After a 38-year career in education, School District 51 Superintendent Michael Strukoff is retiring.
Born and raised in Grand Forks, Strukoff’s relationship with Grand Forks schools has been both long and varied.
“When I started school, I was essentially an ESL (English as a Second Language) student. We spoke primarily Russian at home. As a non-English speaking kid, you got streamed right away.” He added with a slight smile, “The expectations the system had of me were not high.” Fortunately, he had several teachers in Grand Forks who were determined to help him excel. By the time he graduated from Grand Forks Secondary School (GFSS), Strukoff was not only a successful student, but a member of the provincial champion GFSS basketball team. The influence of special teachers reverberates in him today, particularly the influence of Fred Walker, after whom the Fred Walker Development Centre is named.
“Fred has been very dear to my heart and at the Walker Development Centre, they still talk about the legacy of Fred Walker,” the SD51 superintendent explained.
Walker and other concerned teachers provided Strukoff with the encouragement and determination that he needed and they modeled for him the behaviour and attitudes that good teachers must have.
After beginning his own career as a teacher of math and science at Vancouver’s Killarney Secondary School in 1975, he and his wife Marilyn decided to return to Grand Forks.

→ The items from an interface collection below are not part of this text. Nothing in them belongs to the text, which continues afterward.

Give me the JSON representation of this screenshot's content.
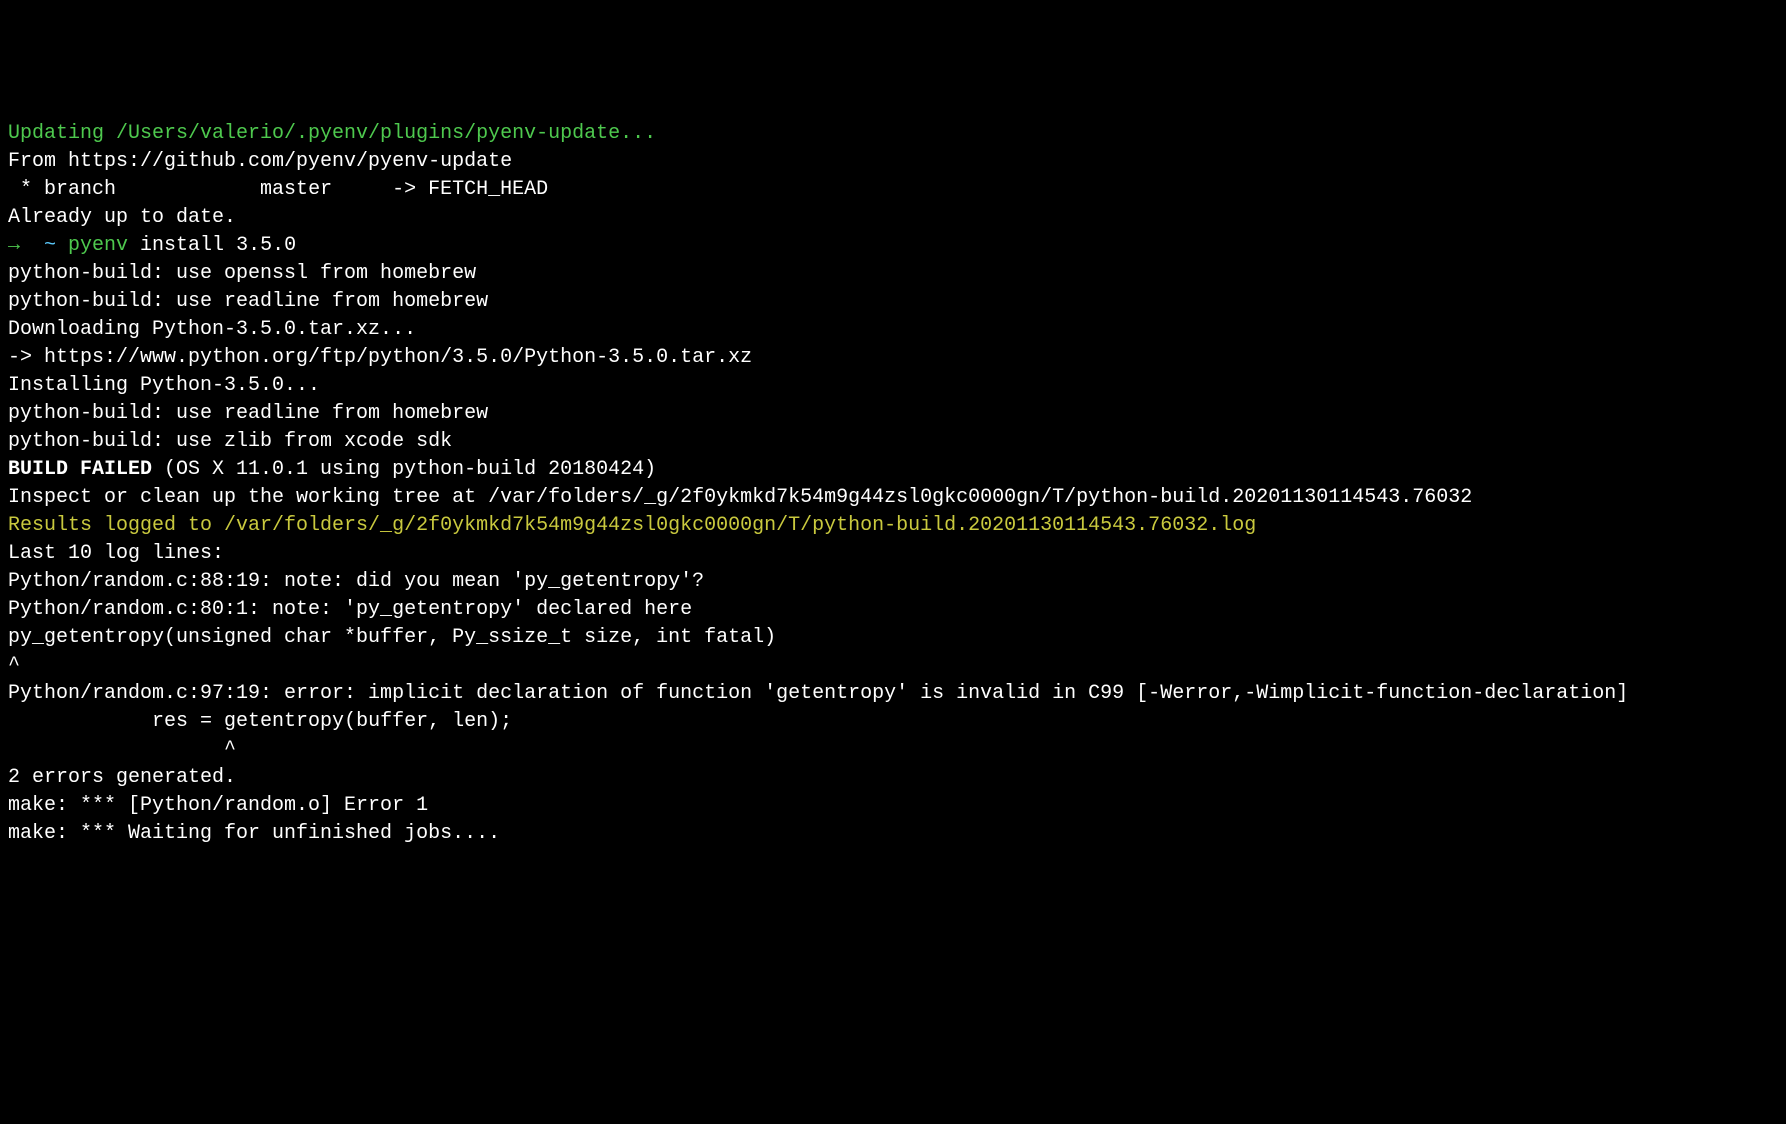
{
  "lines": {
    "l1": "Updating /Users/valerio/.pyenv/plugins/pyenv-update...",
    "l2": "From https://github.com/pyenv/pyenv-update",
    "l3": " * branch            master     -> FETCH_HEAD",
    "l4": "Already up to date.",
    "prompt_arrow": "→  ",
    "prompt_tilde": "~",
    "prompt_cmd": " pyenv",
    "prompt_args": " install 3.5.0",
    "l6": "python-build: use openssl from homebrew",
    "l7": "python-build: use readline from homebrew",
    "l8": "Downloading Python-3.5.0.tar.xz...",
    "l9": "-> https://www.python.org/ftp/python/3.5.0/Python-3.5.0.tar.xz",
    "l10": "Installing Python-3.5.0...",
    "l11": "python-build: use readline from homebrew",
    "l12": "python-build: use zlib from xcode sdk",
    "blank": "",
    "build_failed_bold": "BUILD FAILED",
    "build_failed_rest": " (OS X 11.0.1 using python-build 20180424)",
    "l15": "Inspect or clean up the working tree at /var/folders/_g/2f0ykmkd7k54m9g44zsl0gkc0000gn/T/python-build.20201130114543.76032",
    "l16": "Results logged to /var/folders/_g/2f0ykmkd7k54m9g44zsl0gkc0000gn/T/python-build.20201130114543.76032.log",
    "l18": "Last 10 log lines:",
    "l19": "Python/random.c:88:19: note: did you mean 'py_getentropy'?",
    "l20": "Python/random.c:80:1: note: 'py_getentropy' declared here",
    "l21": "py_getentropy(unsigned char *buffer, Py_ssize_t size, int fatal)",
    "l22": "^",
    "l23": "Python/random.c:97:19: error: implicit declaration of function 'getentropy' is invalid in C99 [-Werror,-Wimplicit-function-declaration]",
    "l24": "            res = getentropy(buffer, len);",
    "l25": "                  ^",
    "l26": "2 errors generated.",
    "l27": "make: *** [Python/random.o] Error 1",
    "l28": "make: *** Waiting for unfinished jobs...."
  }
}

He was offered a job teaching Grade 7 at Hutton Elementary as well as teaching Russian language classes, and did that for five years until becoming the vice-principal at GFSS in 1980.
He was promoted to principal of Hutton in 1987, where he worked for 18 years before becoming superintendent in 2005. Strukoff also worked from 2003 to 2005 as district principal and operations manager.
During this time he oversaw the Phoenix Program of Distributed Learning and the construction of Big White Community School.
As a retiring superintendent, Strukoff shows through his comments on the district’s successes the same concern Fred Walker showed him.
“We live in what is considered a depressed area economically,” he said. “And so we are supposed to be underperforming and I think we have challenged that kind of trend. Certainly, our achievement levels could be higher but we are very proud of the fact that we are keeping kids in school. By graduating, they get that leg up that, without graduation, you don’t have. And so we’re very proud of the last few sets of statistics that show we have had a 92 to 94 per cent graduation rate. I attribute that to the close relationship we have with the Boundary Family and Individual Services, Public Health, Children and Family. We meet regularly to try and work together because it is those vulnerable kids that, if you can keep them in school and give them the opportunity to graduate, then have options as they go forward in their lives.”
Strukoff is somewhat concerned about the future of public education.
“The B.C. government has announced the BC Education Plan and the concept of personalized learning. There is huge potential, but we saw how the Royal Commission (on education, 1988) proposals fizzled. So I am worried, because we don’t even have a foundation built yet. Is there going to be the will, the energy in the system to actually make the change that is required for education in the 21st century?” he wondered.
Though he will always be interested in education, Strukoff’s immediate plans after retiring at the end of the month include pursuing his volunteer work as a Grand Forks Credit Union director, doing some home renovations and taking in the Boundary-Kootenay countryside from astride his sleek, blue Yamaha V-twin.